I didn’t grow up an adventurous eater. It wasn’t until college and grad school that I began discovering world cuisines beyond Americanized Mexican or Chinese, with the occasional foray into Indian or Japanese food. And my hometown of Grand Rapids, MI isn’t exactly known (or at least wasn’t 10 years ago) as a hotbed of international cuisines. But just as my wife and I were finishing up college, a friend introduced us to a little restaurant just east of downtown called Little Africa. That’s where we first tried Ethiopian food, and it blew us away. Nearly every visit to my hometown includes a stop here to see the owner Loul Negash and enjoy a platter of his vegetarian food. His food is so incredibly rich and flavorful that eating it is almost like revisiting an addiction. I could easily consider Little Africa one of my favorite restaurants of all time.
Saying that sets the bar high, so maybe I should add that hometown restaurants tend to have a special place in my heart. So there’s a comfort factor that other places just can’t replicate. The Little Africa is simple and quiet, a single room with a few rows of booths. Ethiopian music (I’m assuming) plays quietly over the speakers. Loul clatters around in the back.
Every meal starts with tea. Loul serves other beverages, but we’ve never gotten them. Why? Because this tea is a delicious, complex, steaming, crack-laden drink of the gods. It’s hot and heavily spiced. We once tried asking him for the recipe, and he quietly deflected the question (understandably). From what we can taste, there are hints of cinnamon, clove, ginger, mint, and everything else that is delicious in this world.
This is perhaps one of the most beautiful sites in the (culinary) world to me: a fresh platter of Little Africa’s vegetarian fare (they only serve vegetarian dishes, although a lot of Ethiopian cooking does involve meat. But just look at it. The colors. The textures. The variety. Different legumes and vegetables and spices. I couldn’t tell you the name of a single one of these dishes; we just tell Loul that we’d like the vegetarian platter, and he brings out enough for the number of diners. But I know that there are dishes made with lentils, peas, injera, grape leaves, lettuce, tomatoes, carrots, beets. We’ve had items made with pumpkin, too. Probably my favorite of the bunch is the dark orange/brown pile, just above center. It’s made with shredded injera mixed with a fairly hot spice.
Ethiopian food is eaten with your hands. Before the meal, Loul brings out small plastic bowls with a pinkish liquid: a lightly soapy concoction in which you wash your hands. The food is served on top of a bread called injera, made by fermenting teff flour, a grass that’s indigenous to Ethiopia. Injera is moist and spongy and a little bit sour. You tear off pieces of it and scoop up the food.
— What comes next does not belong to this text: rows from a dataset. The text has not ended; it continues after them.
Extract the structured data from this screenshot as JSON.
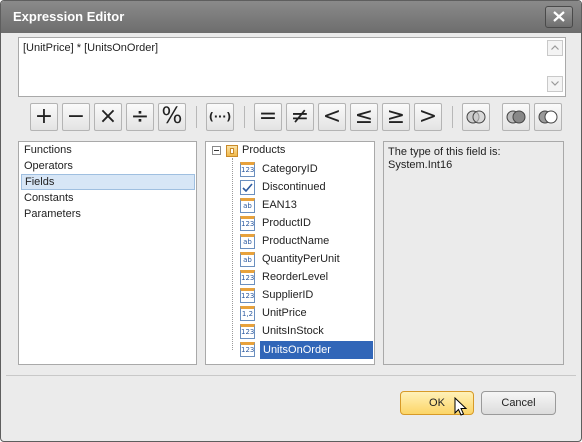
{
  "window": {
    "title": "Expression Editor"
  },
  "expression": {
    "text": "[UnitPrice] * [UnitsOnOrder]"
  },
  "operators": [
    {
      "label": "+",
      "name": "plus"
    },
    {
      "label": "−",
      "name": "minus"
    },
    {
      "label": "×",
      "name": "multiply"
    },
    {
      "label": "÷",
      "name": "divide"
    },
    {
      "label": "%",
      "name": "modulo"
    },
    {
      "label": "(···)",
      "name": "parentheses"
    },
    {
      "label": "=",
      "name": "equals"
    },
    {
      "label": "≠",
      "name": "not-equals"
    },
    {
      "label": "<",
      "name": "less-than"
    },
    {
      "label": "≤",
      "name": "less-or-equal"
    },
    {
      "label": "≥",
      "name": "greater-or-equal"
    },
    {
      "label": ">",
      "name": "greater-than"
    },
    {
      "icon": "venn-overlap-icon",
      "name": "logical-1"
    },
    {
      "icon": "venn-intersection-icon",
      "name": "logical-2"
    },
    {
      "icon": "venn-exclusive-icon",
      "name": "logical-3"
    }
  ],
  "categories": {
    "items": [
      "Functions",
      "Operators",
      "Fields",
      "Constants",
      "Parameters"
    ],
    "selected": "Fields"
  },
  "tree": {
    "root": "Products",
    "fields": [
      {
        "name": "CategoryID",
        "type_icon": "123"
      },
      {
        "name": "Discontinued",
        "type_icon": "check"
      },
      {
        "name": "EAN13",
        "type_icon": "ab"
      },
      {
        "name": "ProductID",
        "type_icon": "123"
      },
      {
        "name": "ProductName",
        "type_icon": "ab"
      },
      {
        "name": "QuantityPerUnit",
        "type_icon": "ab"
      },
      {
        "name": "ReorderLevel",
        "type_icon": "123"
      },
      {
        "name": "SupplierID",
        "type_icon": "123"
      },
      {
        "name": "UnitPrice",
        "type_icon": "1,2"
      },
      {
        "name": "UnitsInStock",
        "type_icon": "123"
      },
      {
        "name": "UnitsOnOrder",
        "type_icon": "123"
      }
    ],
    "selected": "UnitsOnOrder"
  },
  "description": {
    "line1": "The type of this field is:",
    "line2": "System.Int16"
  },
  "buttons": {
    "ok": "OK",
    "cancel": "Cancel"
  },
  "colors": {
    "selection": "#3166b8",
    "ok_accent": "#fcd567"
  }
}
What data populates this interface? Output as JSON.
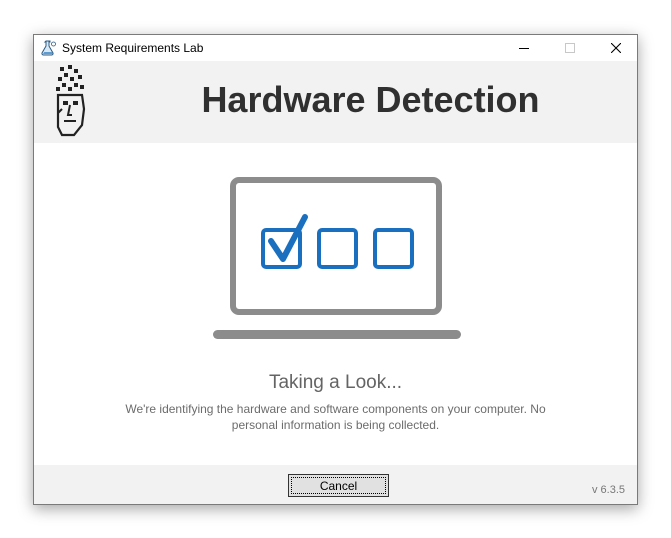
{
  "window": {
    "title": "System Requirements Lab",
    "icon": "flask-icon",
    "controls": {
      "minimize_icon": "minimize-icon",
      "maximize_icon": "maximize-icon",
      "close_icon": "close-icon"
    }
  },
  "header": {
    "logo": "srl-face-logo",
    "title": "Hardware Detection"
  },
  "illustration": {
    "icon": "laptop-checklist-icon",
    "checkboxes": [
      {
        "checked": true
      },
      {
        "checked": false
      },
      {
        "checked": false
      }
    ]
  },
  "status": {
    "title": "Taking a Look...",
    "description": "We're identifying the hardware and software components on your computer. No personal information is being collected."
  },
  "footer": {
    "cancel_label": "Cancel",
    "version": "v 6.3.5"
  },
  "colors": {
    "accent": "#1a6fbf",
    "laptop_gray": "#8c8c8c",
    "header_bg": "#f2f2f2",
    "title_text": "#303030"
  }
}
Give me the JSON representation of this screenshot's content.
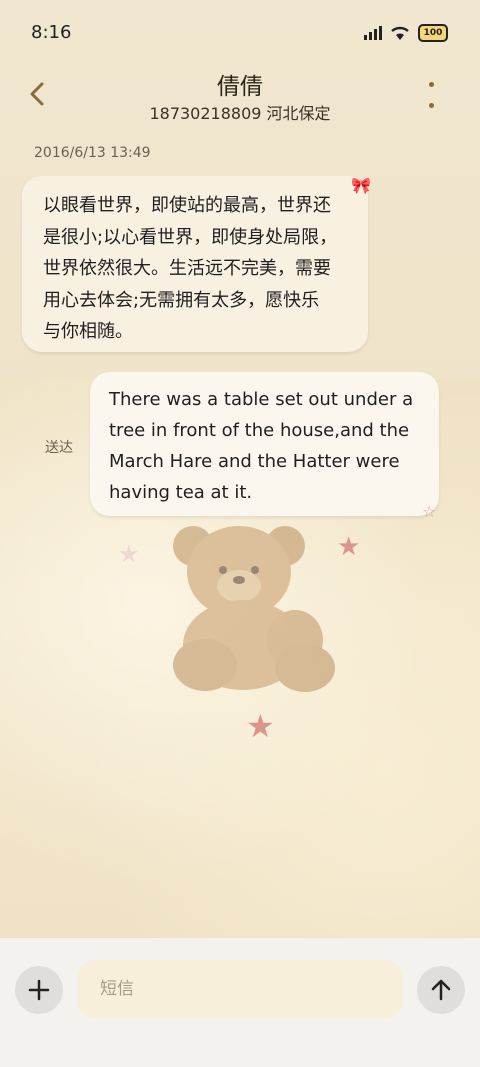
{
  "status_bar": {
    "time": "8:16",
    "battery": "100"
  },
  "header": {
    "contact_name": "倩倩",
    "contact_sub": "18730218809 河北保定"
  },
  "conversation": {
    "timestamp": "2016/6/13 13:49",
    "incoming": [
      "以眼看世界，即使站的最高，世界还",
      "是很小;以心看世界，即使身处局限，",
      "世界依然很大。生活远不完美，需要",
      "用心去体会;无需拥有太多，愿快乐",
      "与你相随。"
    ],
    "outgoing": [
      "There was a table set out under a",
      "tree in front of the house,and the",
      "March Hare and the Hatter were",
      "having tea at it."
    ],
    "delivered_label": "送达"
  },
  "composer": {
    "placeholder": "短信"
  },
  "colors": {
    "accent": "#8a6a3a",
    "bubble_in": "#f8f1e2",
    "bubble_out": "#fbf7ef",
    "star": "#d9968f"
  }
}
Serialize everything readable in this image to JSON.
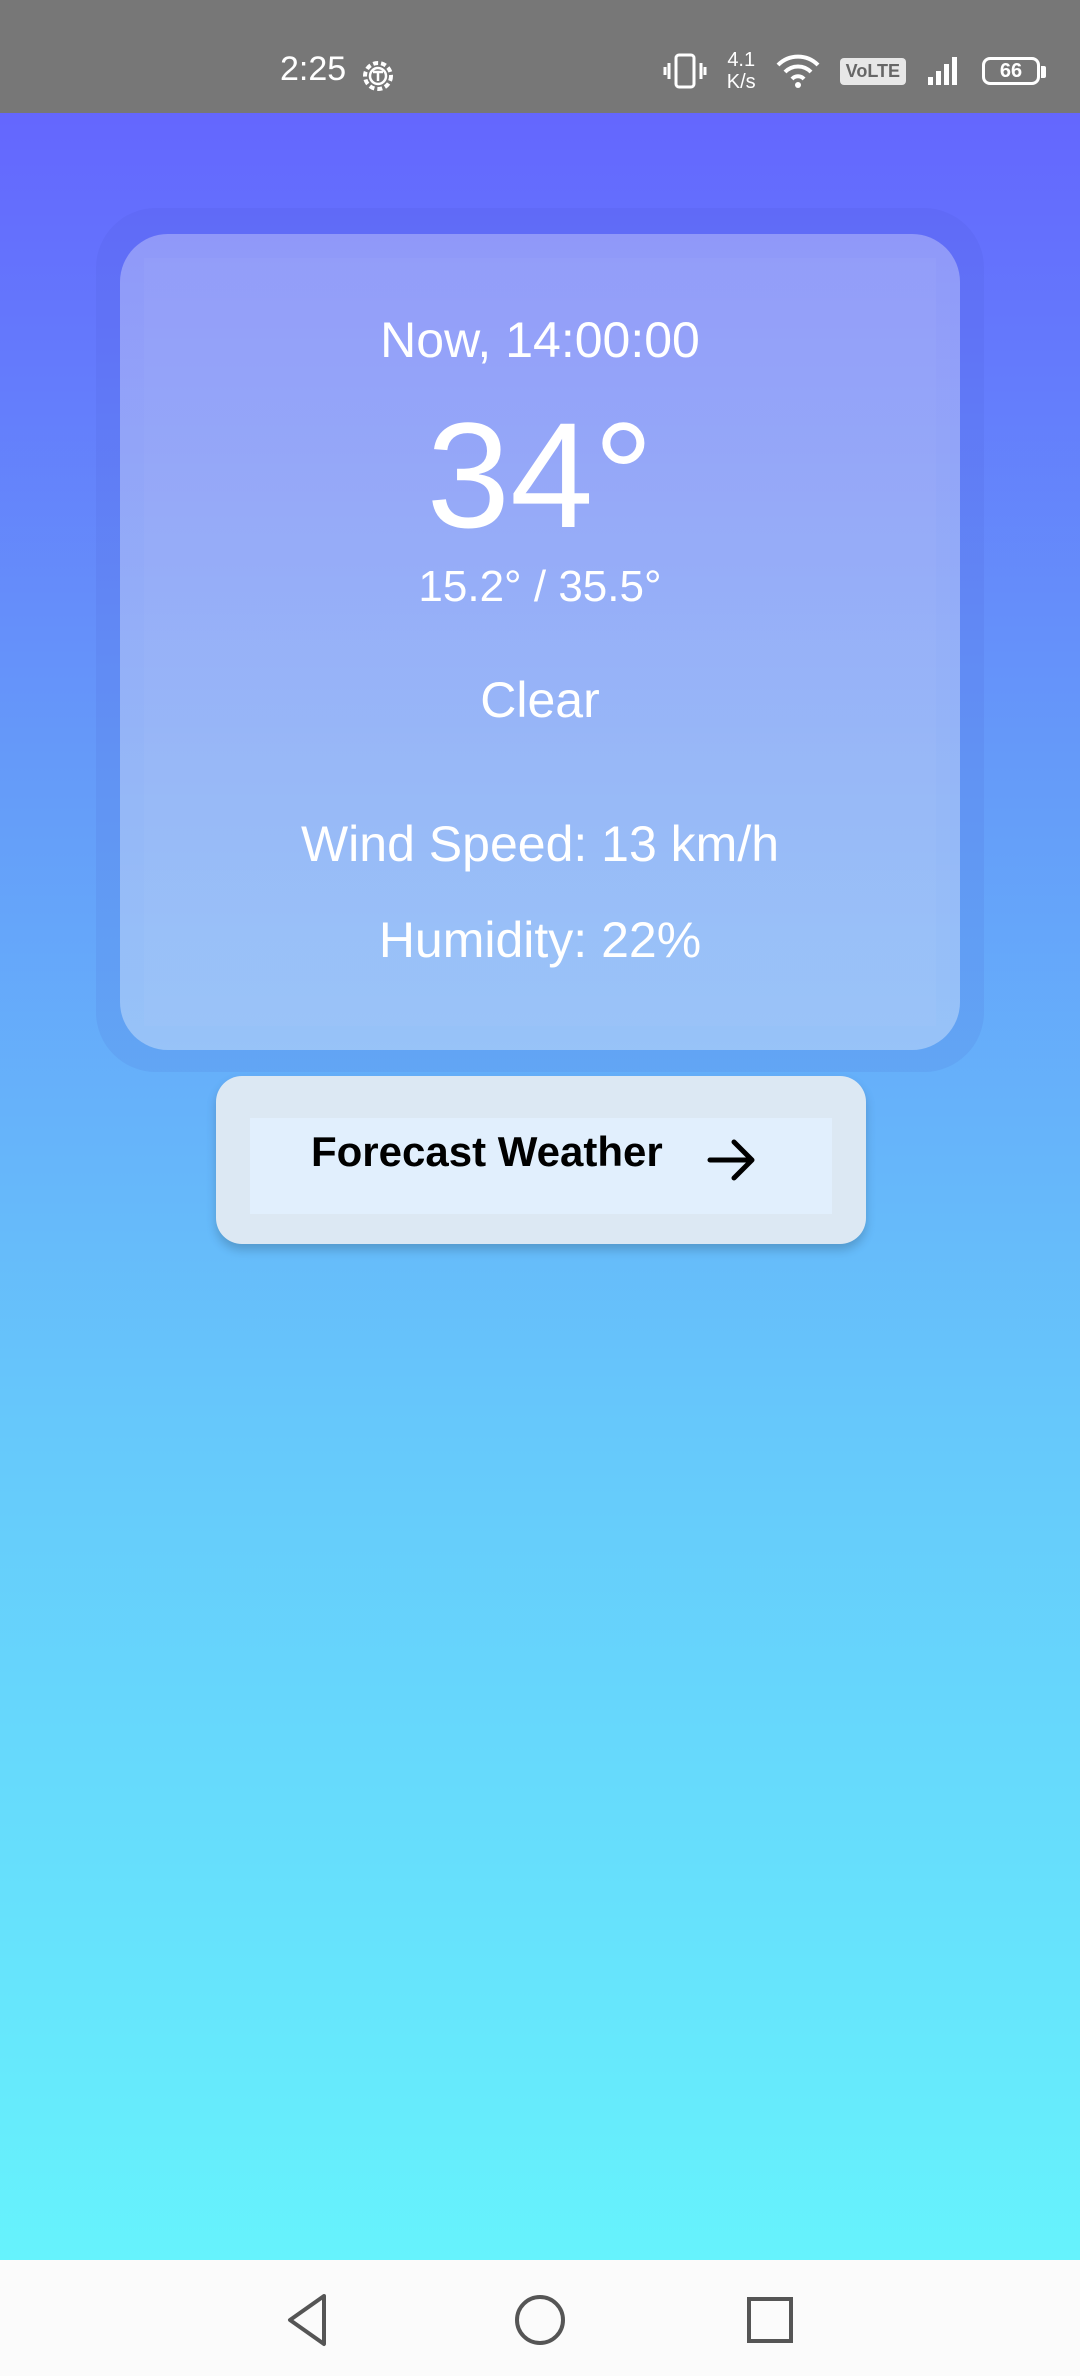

Ethiopian food is rich with spices and oils, so by the end of the meal the injera is soaked, which keeps any of the deliciousness from going to waste. I have never not left an empty plate for Loul to clean. I simply can’t. There is always more room in my stomach; my tastebuds are always eager for another a bite. My family still makes fun of me for the one time I polished off the leftovers by rolling the injera into a burrito and downing it. But I stand by my decision.
We’ve had other good Ethiopian food, but nothing has come close to Little Africa. Perhaps, because it was our first foray into the cuisine, it automatically became the standard by which we judge all similar fare. Regardless, this food has such special meaning to us, to the point that I think it has healing properties.
If you want to visit (and trust me, you do):
956 E. Fulton St. SE (map it!)
Grand Rapids, MI 49503